I’ve killed a lot of plants. The succulents somehow stay alive, but the herbs, those never last more than a month. It’s disheartening to watch a basil plant shrivel up and die. The cilantro, the rosemary, the parsley — all gone. When someone told me about Rooting DC, I realized that was exactly where me and my anything-but-green thumb needed to be. I even registered to volunteer sorting seeds before the forum, hoping to bring some good luck to my gardening.
DC Greens, the forum’s host, stacked the roster with major players in DC’s urban agriculture world. I could spend three paragraphs listing the awesome presenters, or you could just browse theprogram and find those who stand out to you. Many of the presentation notes will also be posted on the forum’s website, which should be super handy for the garden I’m planning. That’s right: I’m going to GROW THINGS! (I’m laughing a little while writing this because it’s potentially an outlandish goal, but I want to give it a shot.)

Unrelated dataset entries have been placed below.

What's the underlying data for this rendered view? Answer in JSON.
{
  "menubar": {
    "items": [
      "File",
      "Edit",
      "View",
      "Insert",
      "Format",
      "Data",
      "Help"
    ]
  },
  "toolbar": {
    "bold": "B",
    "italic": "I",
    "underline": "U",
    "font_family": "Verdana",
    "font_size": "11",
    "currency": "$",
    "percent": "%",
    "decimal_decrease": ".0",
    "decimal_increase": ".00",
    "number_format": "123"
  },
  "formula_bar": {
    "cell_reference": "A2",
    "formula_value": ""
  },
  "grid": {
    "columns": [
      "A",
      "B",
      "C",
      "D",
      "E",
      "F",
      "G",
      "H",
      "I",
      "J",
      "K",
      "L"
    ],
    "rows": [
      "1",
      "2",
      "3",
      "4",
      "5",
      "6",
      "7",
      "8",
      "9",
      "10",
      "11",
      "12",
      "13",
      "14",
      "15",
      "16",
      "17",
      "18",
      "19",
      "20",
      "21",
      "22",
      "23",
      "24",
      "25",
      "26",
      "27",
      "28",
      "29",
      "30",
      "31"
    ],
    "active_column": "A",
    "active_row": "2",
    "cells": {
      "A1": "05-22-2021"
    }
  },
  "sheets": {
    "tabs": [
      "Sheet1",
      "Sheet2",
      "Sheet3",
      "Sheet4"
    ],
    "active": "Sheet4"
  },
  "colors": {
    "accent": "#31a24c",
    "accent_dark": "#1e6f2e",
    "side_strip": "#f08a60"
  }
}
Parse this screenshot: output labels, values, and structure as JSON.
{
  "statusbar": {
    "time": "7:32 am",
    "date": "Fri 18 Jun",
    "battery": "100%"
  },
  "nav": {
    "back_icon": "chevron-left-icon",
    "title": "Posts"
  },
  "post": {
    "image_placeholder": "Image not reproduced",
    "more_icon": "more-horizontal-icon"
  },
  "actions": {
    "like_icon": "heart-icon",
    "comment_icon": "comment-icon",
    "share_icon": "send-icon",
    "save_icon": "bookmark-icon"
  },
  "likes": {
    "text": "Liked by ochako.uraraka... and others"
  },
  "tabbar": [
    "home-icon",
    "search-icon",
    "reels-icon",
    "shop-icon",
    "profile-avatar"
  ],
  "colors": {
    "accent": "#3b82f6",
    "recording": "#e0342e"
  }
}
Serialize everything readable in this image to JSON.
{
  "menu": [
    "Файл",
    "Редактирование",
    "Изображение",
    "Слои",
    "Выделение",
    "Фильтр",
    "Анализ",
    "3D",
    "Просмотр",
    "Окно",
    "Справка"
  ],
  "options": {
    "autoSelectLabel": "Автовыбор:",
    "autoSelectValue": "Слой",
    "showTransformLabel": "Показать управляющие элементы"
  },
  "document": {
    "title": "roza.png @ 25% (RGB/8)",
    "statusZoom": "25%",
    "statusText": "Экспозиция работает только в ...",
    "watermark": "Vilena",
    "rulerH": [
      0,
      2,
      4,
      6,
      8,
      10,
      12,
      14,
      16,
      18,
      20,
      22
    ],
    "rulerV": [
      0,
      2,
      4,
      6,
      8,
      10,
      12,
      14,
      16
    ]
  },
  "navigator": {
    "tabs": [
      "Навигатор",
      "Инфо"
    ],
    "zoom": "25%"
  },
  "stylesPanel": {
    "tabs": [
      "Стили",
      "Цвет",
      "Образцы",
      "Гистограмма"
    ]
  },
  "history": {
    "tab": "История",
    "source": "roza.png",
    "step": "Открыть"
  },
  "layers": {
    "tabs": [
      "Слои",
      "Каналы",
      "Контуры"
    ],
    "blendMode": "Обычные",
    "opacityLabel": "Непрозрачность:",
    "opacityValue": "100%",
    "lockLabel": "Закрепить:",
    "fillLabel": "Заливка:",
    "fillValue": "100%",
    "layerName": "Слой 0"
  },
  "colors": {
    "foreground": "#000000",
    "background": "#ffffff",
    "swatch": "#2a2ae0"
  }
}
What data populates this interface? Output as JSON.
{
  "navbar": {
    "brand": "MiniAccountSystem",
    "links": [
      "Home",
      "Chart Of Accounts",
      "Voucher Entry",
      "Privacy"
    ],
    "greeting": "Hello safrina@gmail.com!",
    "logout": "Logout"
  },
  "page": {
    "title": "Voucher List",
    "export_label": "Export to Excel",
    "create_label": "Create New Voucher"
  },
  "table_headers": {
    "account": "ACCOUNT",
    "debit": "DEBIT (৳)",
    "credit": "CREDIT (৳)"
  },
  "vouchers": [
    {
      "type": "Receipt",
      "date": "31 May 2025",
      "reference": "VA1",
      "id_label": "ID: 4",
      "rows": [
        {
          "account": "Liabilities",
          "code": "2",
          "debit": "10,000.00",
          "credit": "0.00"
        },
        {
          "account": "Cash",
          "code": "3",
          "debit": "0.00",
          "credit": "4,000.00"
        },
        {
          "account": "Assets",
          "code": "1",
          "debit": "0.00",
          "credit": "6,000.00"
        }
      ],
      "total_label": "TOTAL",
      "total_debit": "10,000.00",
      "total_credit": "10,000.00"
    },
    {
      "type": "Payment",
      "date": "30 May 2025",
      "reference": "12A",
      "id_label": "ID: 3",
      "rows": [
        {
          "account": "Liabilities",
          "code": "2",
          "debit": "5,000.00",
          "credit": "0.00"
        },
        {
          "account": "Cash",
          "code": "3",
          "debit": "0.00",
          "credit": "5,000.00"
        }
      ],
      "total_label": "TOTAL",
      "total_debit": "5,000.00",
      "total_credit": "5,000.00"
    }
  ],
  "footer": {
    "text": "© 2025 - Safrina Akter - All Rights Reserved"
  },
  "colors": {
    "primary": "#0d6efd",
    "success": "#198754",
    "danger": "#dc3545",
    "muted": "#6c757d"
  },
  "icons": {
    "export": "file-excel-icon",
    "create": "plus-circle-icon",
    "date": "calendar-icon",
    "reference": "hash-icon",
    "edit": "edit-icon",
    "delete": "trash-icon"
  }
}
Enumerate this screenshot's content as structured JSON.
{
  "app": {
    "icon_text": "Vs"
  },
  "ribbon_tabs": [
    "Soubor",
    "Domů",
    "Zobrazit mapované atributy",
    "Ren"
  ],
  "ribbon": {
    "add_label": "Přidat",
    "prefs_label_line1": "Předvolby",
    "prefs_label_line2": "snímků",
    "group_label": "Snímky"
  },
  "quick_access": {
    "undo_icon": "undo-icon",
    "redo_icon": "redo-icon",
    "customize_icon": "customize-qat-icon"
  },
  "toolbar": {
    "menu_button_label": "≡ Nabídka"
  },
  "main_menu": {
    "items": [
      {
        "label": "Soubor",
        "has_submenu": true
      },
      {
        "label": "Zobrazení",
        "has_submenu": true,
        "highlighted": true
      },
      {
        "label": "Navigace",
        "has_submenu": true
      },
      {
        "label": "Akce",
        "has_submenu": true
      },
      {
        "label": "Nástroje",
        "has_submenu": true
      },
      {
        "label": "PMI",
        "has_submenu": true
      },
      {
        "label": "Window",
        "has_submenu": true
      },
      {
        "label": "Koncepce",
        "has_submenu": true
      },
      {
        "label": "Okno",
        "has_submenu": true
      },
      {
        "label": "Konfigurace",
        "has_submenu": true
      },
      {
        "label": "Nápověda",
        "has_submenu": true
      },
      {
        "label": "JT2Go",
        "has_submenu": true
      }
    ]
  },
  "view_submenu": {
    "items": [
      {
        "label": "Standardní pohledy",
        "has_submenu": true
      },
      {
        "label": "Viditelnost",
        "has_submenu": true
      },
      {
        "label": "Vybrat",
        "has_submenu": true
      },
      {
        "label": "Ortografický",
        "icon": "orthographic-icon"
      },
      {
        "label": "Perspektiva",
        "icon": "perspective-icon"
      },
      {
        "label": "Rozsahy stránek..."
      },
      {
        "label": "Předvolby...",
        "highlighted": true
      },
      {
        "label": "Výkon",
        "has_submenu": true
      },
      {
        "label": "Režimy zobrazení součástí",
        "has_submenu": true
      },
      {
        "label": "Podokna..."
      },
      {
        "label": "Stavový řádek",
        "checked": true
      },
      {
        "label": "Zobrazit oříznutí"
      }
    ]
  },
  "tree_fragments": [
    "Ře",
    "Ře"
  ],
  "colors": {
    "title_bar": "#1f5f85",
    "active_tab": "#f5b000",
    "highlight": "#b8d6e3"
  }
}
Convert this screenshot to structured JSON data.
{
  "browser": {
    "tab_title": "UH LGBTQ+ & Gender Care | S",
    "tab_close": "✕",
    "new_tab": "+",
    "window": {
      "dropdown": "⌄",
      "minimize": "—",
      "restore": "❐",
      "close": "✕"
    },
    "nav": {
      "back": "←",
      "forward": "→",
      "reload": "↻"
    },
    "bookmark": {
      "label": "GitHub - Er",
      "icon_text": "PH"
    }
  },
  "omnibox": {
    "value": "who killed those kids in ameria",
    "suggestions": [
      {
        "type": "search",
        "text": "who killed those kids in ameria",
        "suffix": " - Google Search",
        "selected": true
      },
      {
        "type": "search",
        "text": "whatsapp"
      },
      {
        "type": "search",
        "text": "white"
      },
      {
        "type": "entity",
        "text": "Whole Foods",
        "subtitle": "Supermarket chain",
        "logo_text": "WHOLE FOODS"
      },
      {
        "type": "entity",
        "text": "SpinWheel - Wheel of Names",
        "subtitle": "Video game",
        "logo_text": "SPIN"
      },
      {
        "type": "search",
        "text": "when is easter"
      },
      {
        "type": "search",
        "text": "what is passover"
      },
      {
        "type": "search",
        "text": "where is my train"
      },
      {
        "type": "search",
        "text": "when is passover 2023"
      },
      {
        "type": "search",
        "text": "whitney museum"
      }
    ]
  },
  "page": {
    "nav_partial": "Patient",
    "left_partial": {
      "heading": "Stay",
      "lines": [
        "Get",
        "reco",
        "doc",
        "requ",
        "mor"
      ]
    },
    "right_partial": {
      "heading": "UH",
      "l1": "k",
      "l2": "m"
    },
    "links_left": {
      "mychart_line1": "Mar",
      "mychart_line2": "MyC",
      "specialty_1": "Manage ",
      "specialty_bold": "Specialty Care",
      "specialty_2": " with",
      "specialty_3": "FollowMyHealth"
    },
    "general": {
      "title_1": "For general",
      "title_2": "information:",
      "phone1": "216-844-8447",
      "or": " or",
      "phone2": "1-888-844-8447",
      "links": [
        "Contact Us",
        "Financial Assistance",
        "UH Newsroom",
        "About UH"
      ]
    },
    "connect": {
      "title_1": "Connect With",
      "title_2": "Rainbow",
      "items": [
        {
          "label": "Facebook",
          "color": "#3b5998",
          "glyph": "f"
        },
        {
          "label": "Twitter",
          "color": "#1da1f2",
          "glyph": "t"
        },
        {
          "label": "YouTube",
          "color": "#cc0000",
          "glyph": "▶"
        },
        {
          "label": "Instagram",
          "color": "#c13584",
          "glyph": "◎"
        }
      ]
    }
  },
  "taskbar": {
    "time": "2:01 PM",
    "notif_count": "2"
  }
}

I was only able to attend Rooting DC’s morning sessions, but they were insightful and inspiring. The first was lead by Amanda Marino of Capital Area Food Bank, and she shared knowledge on starting and improving your garden game with as little money as possible. I learned where to get free compost and that you can save roughly $30 on 10 pounds of tomatoes if you grow your own.
After that, I went to a presentation by Josh Singer, the community garden specialist at DC Department of Parks and Recreation, on growing vegetables. I learned so much! Like the difference between determinate and indeterminate tomato plants (can you tell I like tomatoes?) and how to organize a garden bed so that it will produce food all year long. He also told me that there are nutrition in some weeds. It turns out that purslane is full of Omega 3 fatty acids and dandelions taste great in salads!
I’m so excited to sow some seeds and watch things grow! Only time will tell if I’ve turned over a new leaf and can keep them alive. Maybe one day I’ll be able to share pictures of the 10 pounds of tomatoes I grew from seed…
See Hannah’s original blog post plus more lessons learned from the Food Recovery Network community here!